Component data from apps and pages:
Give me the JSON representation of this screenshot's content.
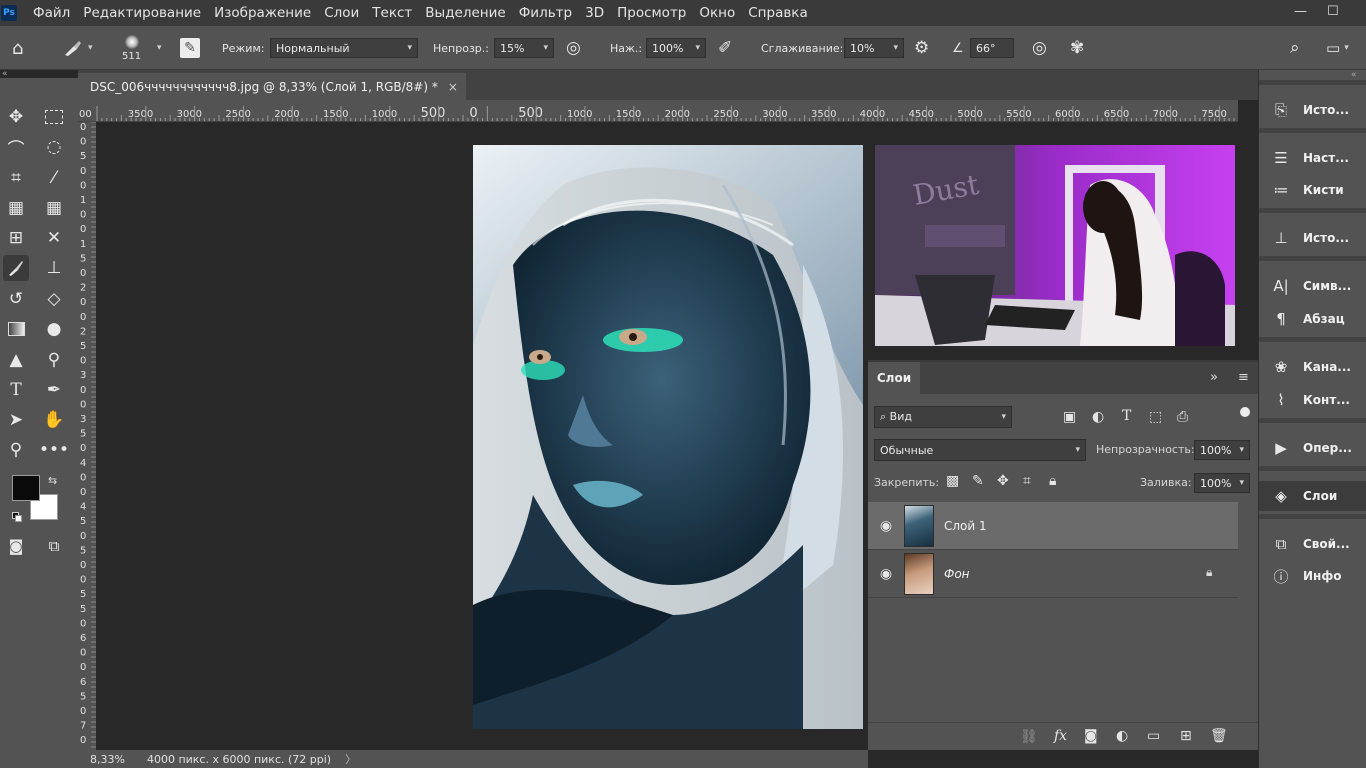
{
  "app": {
    "logo": "Ps"
  },
  "menu": [
    "Файл",
    "Редактирование",
    "Изображение",
    "Слои",
    "Текст",
    "Выделение",
    "Фильтр",
    "3D",
    "Просмотр",
    "Окно",
    "Справка"
  ],
  "window_controls": {
    "minimize": "—",
    "maximize": "☐"
  },
  "options": {
    "brush_size": "511",
    "mode_label": "Режим:",
    "mode_value": "Нормальный",
    "opacity_label": "Непрозр.:",
    "opacity_value": "15%",
    "pressure_label": "Наж.:",
    "pressure_value": "100%",
    "smoothing_label": "Сглаживание:",
    "smoothing_value": "10%",
    "angle_value": "66°"
  },
  "document": {
    "tab_title": "DSC_006чччччччччччч8.jpg @ 8,33% (Слой 1, RGB/8#) *",
    "close": "×",
    "zoom": "8,33%",
    "size_info": "4000 пикс. x 6000 пикс. (72 ppi)",
    "status_arrow": "〉"
  },
  "ruler_top": [
    "00",
    "3500",
    "3000",
    "2500",
    "2000",
    "1500",
    "1000",
    "500",
    "0",
    "500",
    "1000",
    "1500",
    "2000",
    "2500",
    "3000",
    "3500",
    "4000",
    "4500",
    "5000",
    "5500",
    "6000",
    "6500",
    "7000",
    "7500"
  ],
  "ruler_left": [
    "0",
    "0",
    "5",
    "0",
    "0",
    "1",
    "0",
    "0",
    "1",
    "5",
    "0",
    "2",
    "0",
    "0",
    "2",
    "5",
    "0",
    "3",
    "0",
    "0",
    "3",
    "5",
    "0",
    "4",
    "0",
    "0",
    "4",
    "5",
    "0",
    "5",
    "0",
    "0",
    "5",
    "5",
    "0",
    "6",
    "0",
    "0",
    "6",
    "5",
    "0",
    "7",
    "0"
  ],
  "right_panels": [
    {
      "icon": "history-icon",
      "label": "Исто..."
    },
    {
      "icon": "brush-settings-icon",
      "label": "Наст..."
    },
    {
      "icon": "brushes-icon",
      "label": "Кисти"
    },
    {
      "icon": "clone-source-icon",
      "label": "Исто..."
    },
    {
      "icon": "character-icon",
      "label": "Симв..."
    },
    {
      "icon": "paragraph-icon",
      "label": "Абзац"
    },
    {
      "icon": "channels-icon",
      "label": "Кана..."
    },
    {
      "icon": "paths-icon",
      "label": "Конт..."
    },
    {
      "icon": "actions-icon",
      "label": "Опер..."
    },
    {
      "icon": "layers-icon",
      "label": "Слои"
    },
    {
      "icon": "properties-icon",
      "label": "Свой..."
    },
    {
      "icon": "info-icon",
      "label": "Инфо"
    }
  ],
  "layers_panel": {
    "tab": "Слои",
    "filter_kind": "Вид",
    "blend_mode": "Обычные",
    "opacity_label": "Непрозрачность:",
    "opacity_value": "100%",
    "lock_label": "Закрепить:",
    "fill_label": "Заливка:",
    "fill_value": "100%",
    "layers": [
      {
        "name": "Слой 1",
        "visible": true,
        "selected": true
      },
      {
        "name": "Фон",
        "visible": true,
        "locked": true
      }
    ]
  },
  "colors": {
    "foreground": "#0a0a0a",
    "background": "#ffffff",
    "accent_purple": "#b020e0",
    "inverted_tint": "#5b8aa8"
  }
}
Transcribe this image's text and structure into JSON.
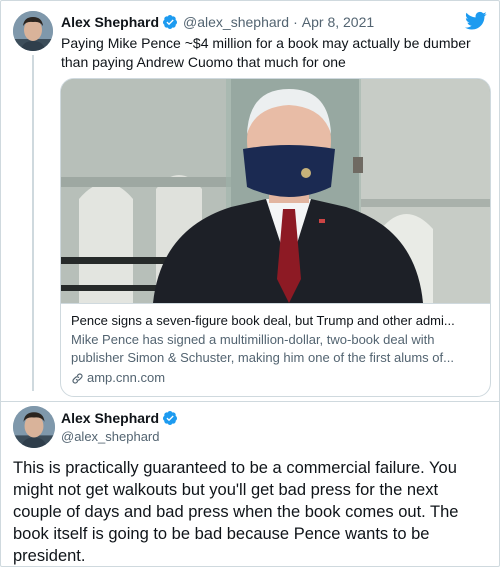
{
  "parent_tweet": {
    "author_name": "Alex Shephard",
    "handle": "@alex_shephard",
    "separator": "·",
    "date": "Apr 8, 2021",
    "text": "Paying Mike Pence ~$4 million for a book may actually be dumber than paying Andrew Cuomo that much for one",
    "card": {
      "title": "Pence signs a seven-figure book deal, but Trump and other admi...",
      "description": "Mike Pence has signed a multimillion-dollar, two-book deal with publisher Simon & Schuster, making him one of the first alums of...",
      "domain": "amp.cnn.com"
    }
  },
  "main_tweet": {
    "author_name": "Alex Shephard",
    "handle": "@alex_shephard",
    "text": "This is practically guaranteed to be a commercial failure. You might not get walkouts but you'll get bad press for the next couple of days and bad press when the book comes out. The book itself is going to be bad because Pence wants to be president."
  },
  "icons": {
    "verified": "verified-badge-icon",
    "brand": "twitter-bird-icon",
    "link": "link-icon"
  },
  "colors": {
    "accent": "#1d9bf0",
    "text": "#0f1419",
    "secondary": "#536471",
    "border": "#cfd9de"
  }
}
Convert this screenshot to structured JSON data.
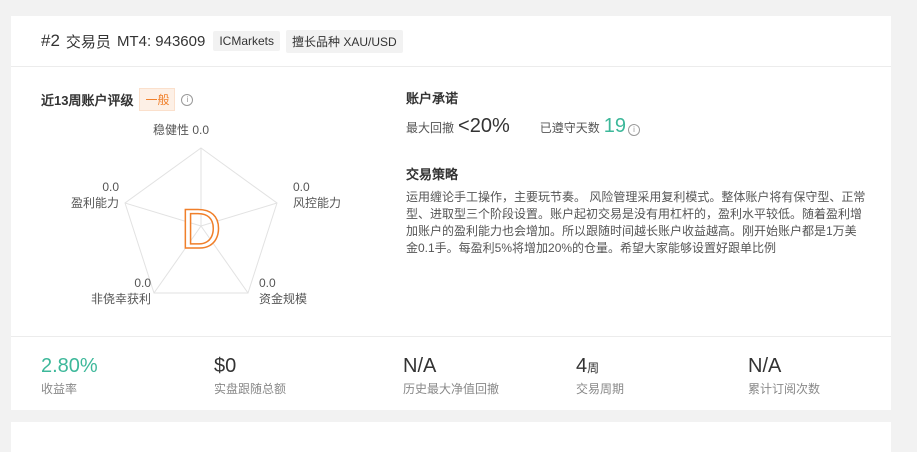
{
  "header": {
    "rank": "#2",
    "trader": "交易员",
    "mt4": "MT4: 943609",
    "broker_tag": "ICMarkets",
    "product_tag": "擅长品种 XAU/USD"
  },
  "rating": {
    "title": "近13周账户评级",
    "badge": "一般",
    "info": "i",
    "grade": "D",
    "axes": [
      {
        "name": "稳健性",
        "value": "0.0"
      },
      {
        "name": "风控能力",
        "value": "0.0"
      },
      {
        "name": "资金规模",
        "value": "0.0"
      },
      {
        "name": "非侥幸获利",
        "value": "0.0"
      },
      {
        "name": "盈利能力",
        "value": "0.0"
      }
    ]
  },
  "commitment": {
    "title": "账户承诺",
    "max_dd_label": "最大回撤",
    "max_dd_value": "<20%",
    "days_label": "已遵守天数",
    "days_value": "19",
    "info": "i"
  },
  "strategy": {
    "title": "交易策略",
    "text": "运用缠论手工操作，主要玩节奏。 风险管理采用复利模式。整体账户将有保守型、正常型、进取型三个阶段设置。账户起初交易是没有用杠杆的，盈利水平较低。随着盈利增加账户的盈利能力也会增加。所以跟随时间越长账户收益越高。刚开始账户都是1万美金0.1手。每盈利5%将增加20%的仓量。希望大家能够设置好跟单比例"
  },
  "stats": [
    {
      "value": "2.80%",
      "unit": "",
      "label": "收益率"
    },
    {
      "value": "$0",
      "unit": "",
      "label": "实盘跟随总额"
    },
    {
      "value": "N/A",
      "unit": "",
      "label": "历史最大净值回撤"
    },
    {
      "value": "4",
      "unit": "周",
      "label": "交易周期"
    },
    {
      "value": "N/A",
      "unit": "",
      "label": "累计订阅次数"
    }
  ],
  "colors": {
    "accent_green": "#3db89a",
    "grade_orange": "#f07f2a"
  }
}
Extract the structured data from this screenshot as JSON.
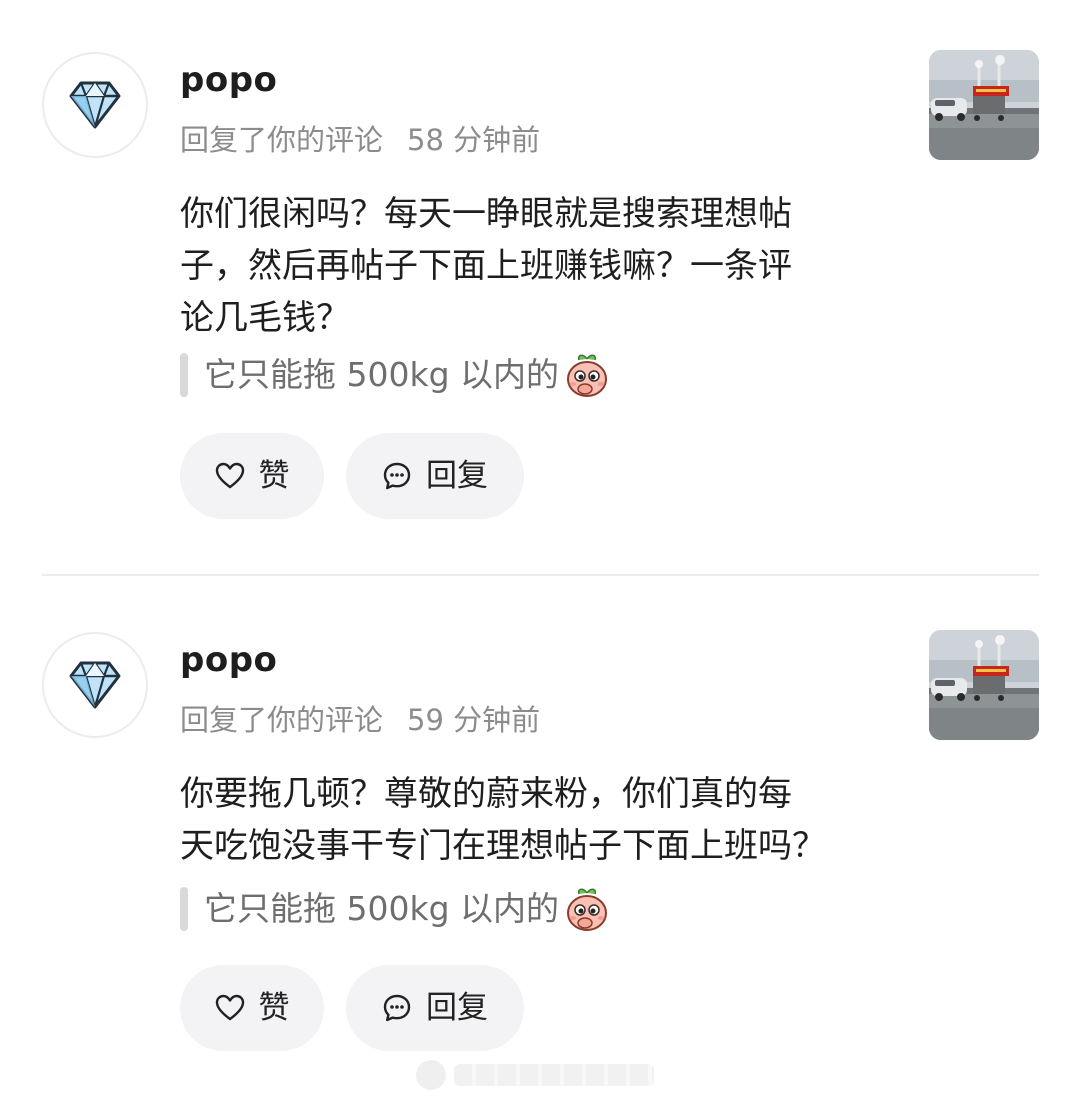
{
  "notifications": [
    {
      "username": "popo",
      "action_text": "回复了你的评论",
      "time": "58 分钟前",
      "comment_lines": [
        "你们很闲吗？每天一睁眼就是搜索理想帖",
        "子，然后再帖子下面上班赚钱嘛？一条评",
        "论几毛钱？"
      ],
      "quoted_text": "它只能拖 500kg 以内的",
      "like_label": "赞",
      "reply_label": "回复"
    },
    {
      "username": "popo",
      "action_text": "回复了你的评论",
      "time": "59 分钟前",
      "comment_lines": [
        "你要拖几顿？尊敬的蔚来粉，你们真的每",
        "天吃饱没事干专门在理想帖子下面上班吗？"
      ],
      "quoted_text": "它只能拖 500kg 以内的",
      "like_label": "赞",
      "reply_label": "回复"
    }
  ],
  "icons": {
    "avatar": "diamond-icon",
    "like": "heart-icon",
    "reply": "comment-bubble-icon",
    "sticker": "peach-sticker-icon"
  },
  "colors": {
    "meta_text": "#8c8c8c",
    "button_bg": "#f3f3f5",
    "quote_bar": "#d9d9d9"
  }
}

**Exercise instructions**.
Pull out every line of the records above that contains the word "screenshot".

**The completed task**.
Give me the JSON representation of this screenshot's content.
Convert this screenshot to structured JSON data.
Extract the structured data from this screenshot as JSON.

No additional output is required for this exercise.